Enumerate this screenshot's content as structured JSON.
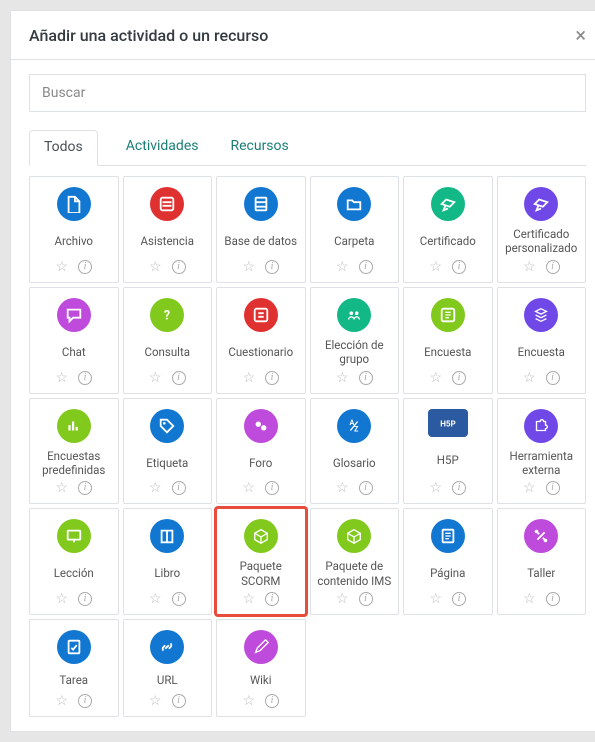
{
  "modal": {
    "title": "Añadir una actividad o un recurso"
  },
  "search": {
    "placeholder": "Buscar"
  },
  "tabs": {
    "all": "Todos",
    "activities": "Actividades",
    "resources": "Recursos",
    "active": "all"
  },
  "colors": {
    "blue": "#1177d1",
    "red": "#e03131",
    "fuchsia": "#be4bdb",
    "lime": "#94d82d",
    "green": "#82c91e",
    "orange": "#fd7e14",
    "teal": "#12b886",
    "purple": "#7048e8",
    "pink": "#e64980",
    "h5p": "#2c5aa0"
  },
  "items": [
    {
      "id": "archivo",
      "label": "Archivo",
      "color": "blue",
      "glyph": "file"
    },
    {
      "id": "asistencia",
      "label": "Asistencia",
      "color": "red",
      "glyph": "attendance"
    },
    {
      "id": "basedatos",
      "label": "Base de datos",
      "color": "blue",
      "glyph": "db"
    },
    {
      "id": "carpeta",
      "label": "Carpeta",
      "color": "blue",
      "glyph": "folder"
    },
    {
      "id": "certificado",
      "label": "Certificado",
      "color": "teal",
      "glyph": "cert"
    },
    {
      "id": "certpers",
      "label": "Certificado personalizado",
      "color": "purple",
      "glyph": "cert"
    },
    {
      "id": "chat",
      "label": "Chat",
      "color": "fuchsia",
      "glyph": "chat"
    },
    {
      "id": "consulta",
      "label": "Consulta",
      "color": "green",
      "glyph": "question"
    },
    {
      "id": "cuestionario",
      "label": "Cuestionario",
      "color": "red",
      "glyph": "list"
    },
    {
      "id": "eleccion",
      "label": "Elección de grupo",
      "color": "teal",
      "glyph": "groupchoice"
    },
    {
      "id": "encuesta1",
      "label": "Encuesta",
      "color": "green",
      "glyph": "survey"
    },
    {
      "id": "encuesta2",
      "label": "Encuesta",
      "color": "purple",
      "glyph": "stack"
    },
    {
      "id": "encpredef",
      "label": "Encuestas predefinidas",
      "color": "green",
      "glyph": "bars"
    },
    {
      "id": "etiqueta",
      "label": "Etiqueta",
      "color": "blue",
      "glyph": "tag"
    },
    {
      "id": "foro",
      "label": "Foro",
      "color": "fuchsia",
      "glyph": "forum"
    },
    {
      "id": "glosario",
      "label": "Glosario",
      "color": "blue",
      "glyph": "gloss"
    },
    {
      "id": "h5p",
      "label": "H5P",
      "color": "h5p",
      "glyph": "h5p"
    },
    {
      "id": "herrext",
      "label": "Herramienta externa",
      "color": "purple",
      "glyph": "puzzle"
    },
    {
      "id": "leccion",
      "label": "Lección",
      "color": "green",
      "glyph": "board"
    },
    {
      "id": "libro",
      "label": "Libro",
      "color": "blue",
      "glyph": "book"
    },
    {
      "id": "scorm",
      "label": "Paquete SCORM",
      "color": "green",
      "glyph": "box",
      "highlight": true
    },
    {
      "id": "ims",
      "label": "Paquete de contenido IMS",
      "color": "green",
      "glyph": "box"
    },
    {
      "id": "pagina",
      "label": "Página",
      "color": "blue",
      "glyph": "page"
    },
    {
      "id": "taller",
      "label": "Taller",
      "color": "fuchsia",
      "glyph": "tools"
    },
    {
      "id": "tarea",
      "label": "Tarea",
      "color": "blue",
      "glyph": "task"
    },
    {
      "id": "url",
      "label": "URL",
      "color": "blue",
      "glyph": "link"
    },
    {
      "id": "wiki",
      "label": "Wiki",
      "color": "fuchsia",
      "glyph": "edit"
    }
  ]
}
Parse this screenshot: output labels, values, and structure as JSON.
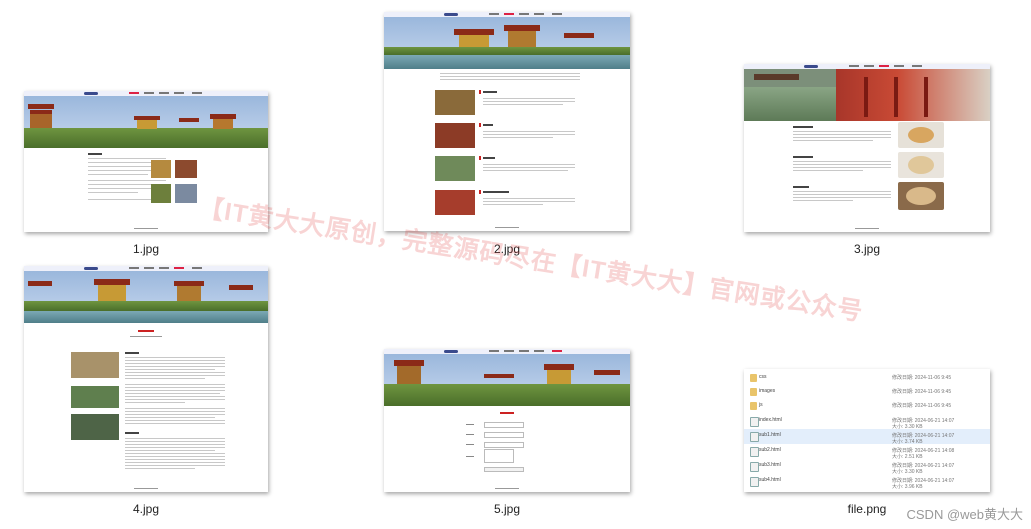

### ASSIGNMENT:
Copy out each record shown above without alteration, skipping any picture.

### FINISHED TASK:
Enumerate this screenshot's content as structured JSON.
{
  "modal": {
    "title": "Añadir una actividad o un recurso"
  },
  "search": {
    "placeholder": "Buscar"
  },
  "tabs": {
    "all": "Todos",
    "activities": "Actividades",
    "resources": "Recursos",
    "active": "all"
  },
  "colors": {
    "blue": "#1177d1",
    "red": "#e03131",
    "fuchsia": "#be4bdb",
    "lime": "#94d82d",
    "green": "#82c91e",
    "orange": "#fd7e14",
    "teal": "#12b886",
    "purple": "#7048e8",
    "pink": "#e64980",
    "h5p": "#2c5aa0"
  },
  "items": [
    {
      "id": "archivo",
      "label": "Archivo",
      "color": "blue",
      "glyph": "file"
    },
    {
      "id": "asistencia",
      "label": "Asistencia",
      "color": "red",
      "glyph": "attendance"
    },
    {
      "id": "basedatos",
      "label": "Base de datos",
      "color": "blue",
      "glyph": "db"
    },
    {
      "id": "carpeta",
      "label": "Carpeta",
      "color": "blue",
      "glyph": "folder"
    },
    {
      "id": "certificado",
      "label": "Certificado",
      "color": "teal",
      "glyph": "cert"
    },
    {
      "id": "certpers",
      "label": "Certificado personalizado",
      "color": "purple",
      "glyph": "cert"
    },
    {
      "id": "chat",
      "label": "Chat",
      "color": "fuchsia",
      "glyph": "chat"
    },
    {
      "id": "consulta",
      "label": "Consulta",
      "color": "green",
      "glyph": "question"
    },
    {
      "id": "cuestionario",
      "label": "Cuestionario",
      "color": "red",
      "glyph": "list"
    },
    {
      "id": "eleccion",
      "label": "Elección de grupo",
      "color": "teal",
      "glyph": "groupchoice"
    },
    {
      "id": "encuesta1",
      "label": "Encuesta",
      "color": "green",
      "glyph": "survey"
    },
    {
      "id": "encuesta2",
      "label": "Encuesta",
      "color": "purple",
      "glyph": "stack"
    },
    {
      "id": "encpredef",
      "label": "Encuestas predefinidas",
      "color": "green",
      "glyph": "bars"
    },
    {
      "id": "etiqueta",
      "label": "Etiqueta",
      "color": "blue",
      "glyph": "tag"
    },
    {
      "id": "foro",
      "label": "Foro",
      "color": "fuchsia",
      "glyph": "forum"
    },
    {
      "id": "glosario",
      "label": "Glosario",
      "color": "blue",
      "glyph": "gloss"
    },
    {
      "id": "h5p",
      "label": "H5P",
      "color": "h5p",
      "glyph": "h5p"
    },
    {
      "id": "herrext",
      "label": "Herramienta externa",
      "color": "purple",
      "glyph": "puzzle"
    },
    {
      "id": "leccion",
      "label": "Lección",
      "color": "green",
      "glyph": "board"
    },
    {
      "id": "libro",
      "label": "Libro",
      "color": "blue",
      "glyph": "book"
    },
    {
      "id": "scorm",
      "label": "Paquete SCORM",
      "color": "green",
      "glyph": "box",
      "highlight": true
    },
    {
      "id": "ims",
      "label": "Paquete de contenido IMS",
      "color": "green",
      "glyph": "box"
    },
    {
      "id": "pagina",
      "label": "Página",
      "color": "blue",
      "glyph": "page"
    },
    {
      "id": "taller",
      "label": "Taller",
      "color": "fuchsia",
      "glyph": "tools"
    },
    {
      "id": "tarea",
      "label": "Tarea",
      "color": "blue",
      "glyph": "task"
    },
    {
      "id": "url",
      "label": "URL",
      "color": "blue",
      "glyph": "link"
    },
    {
      "id": "wiki",
      "label": "Wiki",
      "color": "fuchsia",
      "glyph": "edit"
    }
  ]
}
Parse this screenshot: output labels, values, and structure as JSON.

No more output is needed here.